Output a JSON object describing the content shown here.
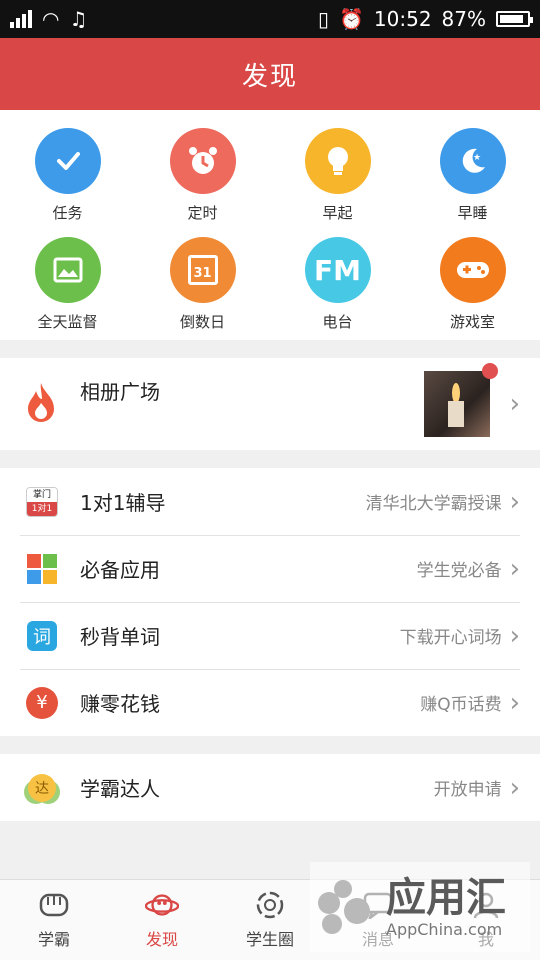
{
  "status_bar": {
    "time": "10:52",
    "battery": "87%",
    "battery_level": 0.87
  },
  "header": {
    "title": "发现"
  },
  "grid": [
    {
      "label": "任务",
      "icon": "check-icon",
      "color": "#3d9be9"
    },
    {
      "label": "定时",
      "icon": "alarm-clock-icon",
      "color": "#ee6a5d"
    },
    {
      "label": "早起",
      "icon": "lightbulb-icon",
      "color": "#f7b52c"
    },
    {
      "label": "早睡",
      "icon": "moon-icon",
      "color": "#3d9be9"
    },
    {
      "label": "全天监督",
      "icon": "image-icon",
      "color": "#6cbf4a"
    },
    {
      "label": "倒数日",
      "icon": "calendar-icon",
      "color": "#f08a35",
      "icon_text": "31"
    },
    {
      "label": "电台",
      "icon": "fm-icon",
      "color": "#47c9e6",
      "icon_text": "FM"
    },
    {
      "label": "游戏室",
      "icon": "gamepad-icon",
      "color": "#f27b1e"
    }
  ],
  "album": {
    "title": "相册广场"
  },
  "list1": [
    {
      "label": "1对1辅导",
      "sub": "清华北大学霸授课",
      "icon": "zhangmen-icon",
      "icon_top": "掌门",
      "icon_bottom": "1对1"
    },
    {
      "label": "必备应用",
      "sub": "学生党必备",
      "icon": "apps-grid-icon"
    },
    {
      "label": "秒背单词",
      "sub": "下载开心词场",
      "icon": "words-icon",
      "icon_text": "词"
    },
    {
      "label": "赚零花钱",
      "sub": "赚Q币话费",
      "icon": "yuan-icon",
      "icon_text": "¥"
    }
  ],
  "list2": [
    {
      "label": "学霸达人",
      "sub": "开放申请",
      "icon": "badge-icon",
      "icon_text": "达"
    }
  ],
  "tabs": [
    {
      "label": "学霸",
      "icon": "fist-icon",
      "active": false
    },
    {
      "label": "发现",
      "icon": "planet-icon",
      "active": true
    },
    {
      "label": "学生圈",
      "icon": "circle-icon",
      "active": false
    },
    {
      "label": "消息",
      "icon": "message-icon",
      "active": false
    },
    {
      "label": "我",
      "icon": "person-icon",
      "active": false
    }
  ],
  "watermark": {
    "title": "应用汇",
    "url": "AppChina.com"
  },
  "colors": {
    "brand": "#d94846",
    "badge": "#e05050"
  }
}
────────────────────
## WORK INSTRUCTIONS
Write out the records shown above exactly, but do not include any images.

## REPLY
Output a JSON object describing the content shown here.
{
  "status_bar": {
    "time": "10:52",
    "battery": "87%",
    "battery_level": 0.87
  },
  "header": {
    "title": "发现"
  },
  "grid": [
    {
      "label": "任务",
      "icon": "check-icon",
      "color": "#3d9be9"
    },
    {
      "label": "定时",
      "icon": "alarm-clock-icon",
      "color": "#ee6a5d"
    },
    {
      "label": "早起",
      "icon": "lightbulb-icon",
      "color": "#f7b52c"
    },
    {
      "label": "早睡",
      "icon": "moon-icon",
      "color": "#3d9be9"
    },
    {
      "label": "全天监督",
      "icon": "image-icon",
      "color": "#6cbf4a"
    },
    {
      "label": "倒数日",
      "icon": "calendar-icon",
      "color": "#f08a35",
      "icon_text": "31"
    },
    {
      "label": "电台",
      "icon": "fm-icon",
      "color": "#47c9e6",
      "icon_text": "FM"
    },
    {
      "label": "游戏室",
      "icon": "gamepad-icon",
      "color": "#f27b1e"
    }
  ],
  "album": {
    "title": "相册广场"
  },
  "list1": [
    {
      "label": "1对1辅导",
      "sub": "清华北大学霸授课",
      "icon": "zhangmen-icon",
      "icon_top": "掌门",
      "icon_bottom": "1对1"
    },
    {
      "label": "必备应用",
      "sub": "学生党必备",
      "icon": "apps-grid-icon"
    },
    {
      "label": "秒背单词",
      "sub": "下载开心词场",
      "icon": "words-icon",
      "icon_text": "词"
    },
    {
      "label": "赚零花钱",
      "sub": "赚Q币话费",
      "icon": "yuan-icon",
      "icon_text": "¥"
    }
  ],
  "list2": [
    {
      "label": "学霸达人",
      "sub": "开放申请",
      "icon": "badge-icon",
      "icon_text": "达"
    }
  ],
  "tabs": [
    {
      "label": "学霸",
      "icon": "fist-icon",
      "active": false
    },
    {
      "label": "发现",
      "icon": "planet-icon",
      "active": true
    },
    {
      "label": "学生圈",
      "icon": "circle-icon",
      "active": false
    },
    {
      "label": "消息",
      "icon": "message-icon",
      "active": false
    },
    {
      "label": "我",
      "icon": "person-icon",
      "active": false
    }
  ],
  "watermark": {
    "title": "应用汇",
    "url": "AppChina.com"
  },
  "colors": {
    "brand": "#d94846",
    "badge": "#e05050"
  }
}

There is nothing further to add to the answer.